_WHAT NEEDS TO BE DONE_.
Your answer should be each line of the entries that contains the word "this", copied in full.

*** Begin section ***

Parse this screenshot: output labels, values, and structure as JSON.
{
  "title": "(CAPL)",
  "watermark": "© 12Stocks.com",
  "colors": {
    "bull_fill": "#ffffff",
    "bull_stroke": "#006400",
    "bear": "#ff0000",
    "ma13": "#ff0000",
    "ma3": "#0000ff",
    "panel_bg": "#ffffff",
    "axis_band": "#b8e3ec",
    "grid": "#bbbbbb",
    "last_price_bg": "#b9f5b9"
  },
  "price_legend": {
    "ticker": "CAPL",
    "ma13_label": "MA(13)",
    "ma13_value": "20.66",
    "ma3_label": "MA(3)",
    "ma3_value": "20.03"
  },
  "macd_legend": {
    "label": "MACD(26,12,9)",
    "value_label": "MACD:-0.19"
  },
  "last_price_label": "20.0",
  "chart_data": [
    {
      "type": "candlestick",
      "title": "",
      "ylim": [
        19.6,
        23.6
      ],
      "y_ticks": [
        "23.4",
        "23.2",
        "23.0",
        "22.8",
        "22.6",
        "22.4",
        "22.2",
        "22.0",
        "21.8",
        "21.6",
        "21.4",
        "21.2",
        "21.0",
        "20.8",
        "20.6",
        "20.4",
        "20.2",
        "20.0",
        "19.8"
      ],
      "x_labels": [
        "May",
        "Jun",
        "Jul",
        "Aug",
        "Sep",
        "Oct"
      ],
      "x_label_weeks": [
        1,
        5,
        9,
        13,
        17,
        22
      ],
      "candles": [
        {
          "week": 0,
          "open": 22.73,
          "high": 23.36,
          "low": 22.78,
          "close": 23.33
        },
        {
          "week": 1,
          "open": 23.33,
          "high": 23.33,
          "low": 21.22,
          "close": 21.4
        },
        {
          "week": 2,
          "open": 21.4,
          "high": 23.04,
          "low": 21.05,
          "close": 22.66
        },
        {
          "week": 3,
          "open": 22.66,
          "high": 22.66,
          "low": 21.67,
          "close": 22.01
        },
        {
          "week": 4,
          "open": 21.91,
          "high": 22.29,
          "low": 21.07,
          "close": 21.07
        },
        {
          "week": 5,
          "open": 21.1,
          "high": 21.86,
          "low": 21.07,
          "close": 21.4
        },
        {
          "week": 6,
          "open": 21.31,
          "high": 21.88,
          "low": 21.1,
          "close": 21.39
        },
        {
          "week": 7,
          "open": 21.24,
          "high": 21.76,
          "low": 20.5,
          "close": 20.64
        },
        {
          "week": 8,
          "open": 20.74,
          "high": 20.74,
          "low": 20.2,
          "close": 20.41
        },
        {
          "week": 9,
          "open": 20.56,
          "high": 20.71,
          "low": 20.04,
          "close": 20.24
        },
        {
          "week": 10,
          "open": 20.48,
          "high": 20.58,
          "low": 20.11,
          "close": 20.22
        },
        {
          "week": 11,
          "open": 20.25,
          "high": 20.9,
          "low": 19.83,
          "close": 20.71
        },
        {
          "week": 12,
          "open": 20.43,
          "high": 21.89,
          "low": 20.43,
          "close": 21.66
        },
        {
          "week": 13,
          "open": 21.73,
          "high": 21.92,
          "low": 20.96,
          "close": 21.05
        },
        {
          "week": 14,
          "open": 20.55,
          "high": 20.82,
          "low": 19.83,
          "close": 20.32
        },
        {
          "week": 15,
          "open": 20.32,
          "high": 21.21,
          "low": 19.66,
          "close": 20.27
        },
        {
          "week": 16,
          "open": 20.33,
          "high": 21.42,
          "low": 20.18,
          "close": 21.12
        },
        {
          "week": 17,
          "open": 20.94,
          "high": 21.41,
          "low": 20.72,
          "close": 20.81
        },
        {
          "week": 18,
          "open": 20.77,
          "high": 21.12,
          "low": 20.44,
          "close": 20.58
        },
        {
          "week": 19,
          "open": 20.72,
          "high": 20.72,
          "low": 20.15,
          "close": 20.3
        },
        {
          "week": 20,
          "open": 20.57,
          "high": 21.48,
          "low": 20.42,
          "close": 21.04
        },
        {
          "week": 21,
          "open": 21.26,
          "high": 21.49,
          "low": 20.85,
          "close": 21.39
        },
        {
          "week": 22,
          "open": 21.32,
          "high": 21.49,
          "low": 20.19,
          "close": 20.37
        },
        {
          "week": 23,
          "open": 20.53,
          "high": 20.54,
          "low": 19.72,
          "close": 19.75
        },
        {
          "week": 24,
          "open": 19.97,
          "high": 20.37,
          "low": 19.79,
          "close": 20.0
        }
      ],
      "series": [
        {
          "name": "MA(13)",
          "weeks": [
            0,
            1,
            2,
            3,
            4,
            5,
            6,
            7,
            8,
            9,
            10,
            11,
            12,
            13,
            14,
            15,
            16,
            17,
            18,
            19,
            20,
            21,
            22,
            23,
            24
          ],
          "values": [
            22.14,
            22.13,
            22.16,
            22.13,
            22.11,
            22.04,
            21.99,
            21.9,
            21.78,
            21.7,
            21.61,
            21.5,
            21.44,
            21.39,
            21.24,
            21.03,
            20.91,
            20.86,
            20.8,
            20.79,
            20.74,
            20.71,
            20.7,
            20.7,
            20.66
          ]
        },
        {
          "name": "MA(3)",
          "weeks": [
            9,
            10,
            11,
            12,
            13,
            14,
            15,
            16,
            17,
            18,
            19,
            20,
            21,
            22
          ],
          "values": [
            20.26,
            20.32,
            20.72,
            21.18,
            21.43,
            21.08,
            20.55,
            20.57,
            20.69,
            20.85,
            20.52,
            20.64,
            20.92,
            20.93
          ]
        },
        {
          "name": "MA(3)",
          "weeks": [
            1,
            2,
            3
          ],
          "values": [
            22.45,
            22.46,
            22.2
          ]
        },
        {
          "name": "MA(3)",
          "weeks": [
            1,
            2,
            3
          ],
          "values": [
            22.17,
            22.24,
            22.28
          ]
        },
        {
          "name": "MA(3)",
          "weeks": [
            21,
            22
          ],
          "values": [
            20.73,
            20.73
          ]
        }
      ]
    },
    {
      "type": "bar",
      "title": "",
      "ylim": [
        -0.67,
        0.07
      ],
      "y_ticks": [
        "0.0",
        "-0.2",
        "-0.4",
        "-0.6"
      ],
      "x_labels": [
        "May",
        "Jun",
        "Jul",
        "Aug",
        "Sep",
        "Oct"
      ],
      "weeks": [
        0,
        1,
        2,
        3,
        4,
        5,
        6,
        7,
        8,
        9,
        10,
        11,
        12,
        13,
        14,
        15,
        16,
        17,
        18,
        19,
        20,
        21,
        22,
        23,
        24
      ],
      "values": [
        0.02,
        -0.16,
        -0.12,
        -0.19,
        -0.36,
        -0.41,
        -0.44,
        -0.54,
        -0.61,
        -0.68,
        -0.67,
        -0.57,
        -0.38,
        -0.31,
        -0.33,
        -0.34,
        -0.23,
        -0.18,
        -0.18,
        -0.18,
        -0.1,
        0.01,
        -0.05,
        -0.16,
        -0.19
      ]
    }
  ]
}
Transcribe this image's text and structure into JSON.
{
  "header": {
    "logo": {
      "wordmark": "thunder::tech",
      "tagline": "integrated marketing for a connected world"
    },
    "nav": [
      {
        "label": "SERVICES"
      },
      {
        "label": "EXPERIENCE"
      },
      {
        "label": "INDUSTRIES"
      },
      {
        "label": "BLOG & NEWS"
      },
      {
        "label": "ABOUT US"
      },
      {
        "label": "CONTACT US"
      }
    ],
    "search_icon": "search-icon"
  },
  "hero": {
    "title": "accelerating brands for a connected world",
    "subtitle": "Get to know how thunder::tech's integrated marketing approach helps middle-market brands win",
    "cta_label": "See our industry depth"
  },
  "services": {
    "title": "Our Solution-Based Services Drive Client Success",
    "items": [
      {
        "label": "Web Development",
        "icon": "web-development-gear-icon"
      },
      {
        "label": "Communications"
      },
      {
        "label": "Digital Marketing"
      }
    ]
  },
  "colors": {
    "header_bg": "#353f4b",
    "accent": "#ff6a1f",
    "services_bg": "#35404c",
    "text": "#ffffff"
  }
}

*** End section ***

_RESPONSE_.
Parse this screenshot: output labels, values, and structure as JSON.
Transcribe this image's text and structure into JSON.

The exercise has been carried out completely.